> [Your objective]: Copy each entry precisely as written, and do not carry over the pictures.

+++

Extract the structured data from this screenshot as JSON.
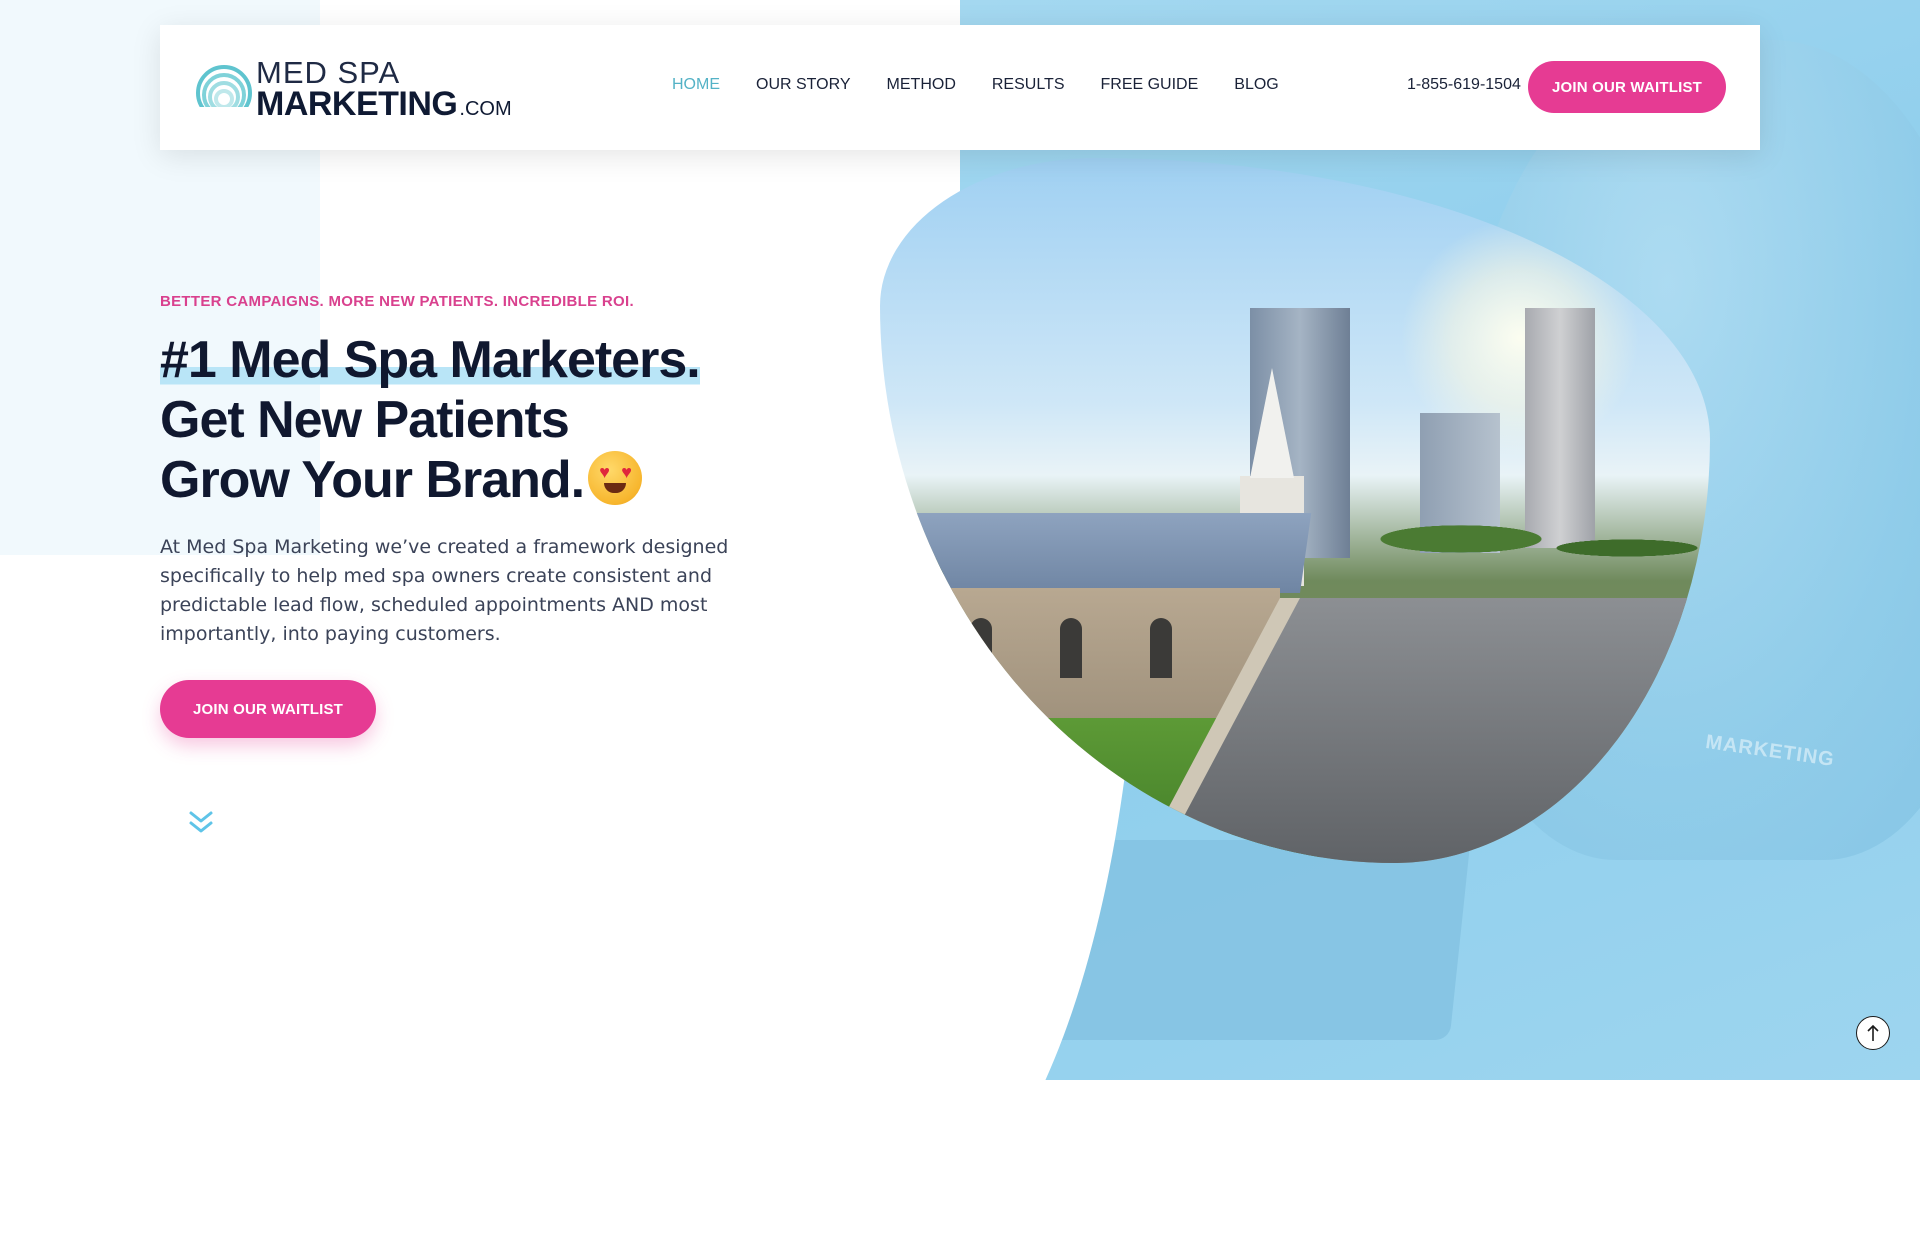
{
  "header": {
    "logo": {
      "line1": "MED SPA",
      "line2": "MARKETING",
      "suffix": ".COM"
    },
    "nav": [
      {
        "label": "HOME",
        "active": true
      },
      {
        "label": "OUR STORY",
        "active": false
      },
      {
        "label": "METHOD",
        "active": false
      },
      {
        "label": "RESULTS",
        "active": false
      },
      {
        "label": "FREE GUIDE",
        "active": false
      },
      {
        "label": "BLOG",
        "active": false
      }
    ],
    "phone": "1-855-619-1504",
    "cta_label": "JOIN OUR WAITLIST"
  },
  "hero": {
    "tagline": "BETTER CAMPAIGNS. MORE NEW PATIENTS. INCREDIBLE ROI.",
    "headline_line1": "#1 Med Spa Marketers.",
    "headline_line2": "Get New Patients",
    "headline_line3": "Grow Your Brand.",
    "body": "At Med Spa Marketing we’ve created a framework designed specifically to help med spa owners create consistent and predictable lead flow, scheduled appointments AND most importantly, into paying  customers.",
    "cta_label": "JOIN OUR WAITLIST"
  },
  "background": {
    "brand_mark": "MARKETING"
  },
  "icons": {
    "logo_mark": "rainbow-arc-icon",
    "emoji": "heart-eyes-emoji-icon",
    "scroll_down": "double-chevron-down-icon",
    "scroll_top": "arrow-up-icon"
  },
  "colors": {
    "accent_pink": "#e63b93",
    "tagline_pink": "#d9418e",
    "nav_active": "#54b2c6",
    "highlight_blue": "#b9e5f7",
    "heading_navy": "#10182f",
    "bg_blue": "#9dd5ef"
  }
}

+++

> [Your response]:
Extract the structured data from this screenshot as JSON.
{
  "header": {
    "logo": {
      "line1": "MED SPA",
      "line2": "MARKETING",
      "suffix": ".COM"
    },
    "nav": [
      {
        "label": "HOME",
        "active": true
      },
      {
        "label": "OUR STORY",
        "active": false
      },
      {
        "label": "METHOD",
        "active": false
      },
      {
        "label": "RESULTS",
        "active": false
      },
      {
        "label": "FREE GUIDE",
        "active": false
      },
      {
        "label": "BLOG",
        "active": false
      }
    ],
    "phone": "1-855-619-1504",
    "cta_label": "JOIN OUR WAITLIST"
  },
  "hero": {
    "tagline": "BETTER CAMPAIGNS. MORE NEW PATIENTS. INCREDIBLE ROI.",
    "headline_line1": "#1 Med Spa Marketers.",
    "headline_line2": "Get New Patients",
    "headline_line3": "Grow Your Brand.",
    "body": "At Med Spa Marketing we’ve created a framework designed specifically to help med spa owners create consistent and predictable lead flow, scheduled appointments AND most importantly, into paying  customers.",
    "cta_label": "JOIN OUR WAITLIST"
  },
  "background": {
    "brand_mark": "MARKETING"
  },
  "icons": {
    "logo_mark": "rainbow-arc-icon",
    "emoji": "heart-eyes-emoji-icon",
    "scroll_down": "double-chevron-down-icon",
    "scroll_top": "arrow-up-icon"
  },
  "colors": {
    "accent_pink": "#e63b93",
    "tagline_pink": "#d9418e",
    "nav_active": "#54b2c6",
    "highlight_blue": "#b9e5f7",
    "heading_navy": "#10182f",
    "bg_blue": "#9dd5ef"
  }
}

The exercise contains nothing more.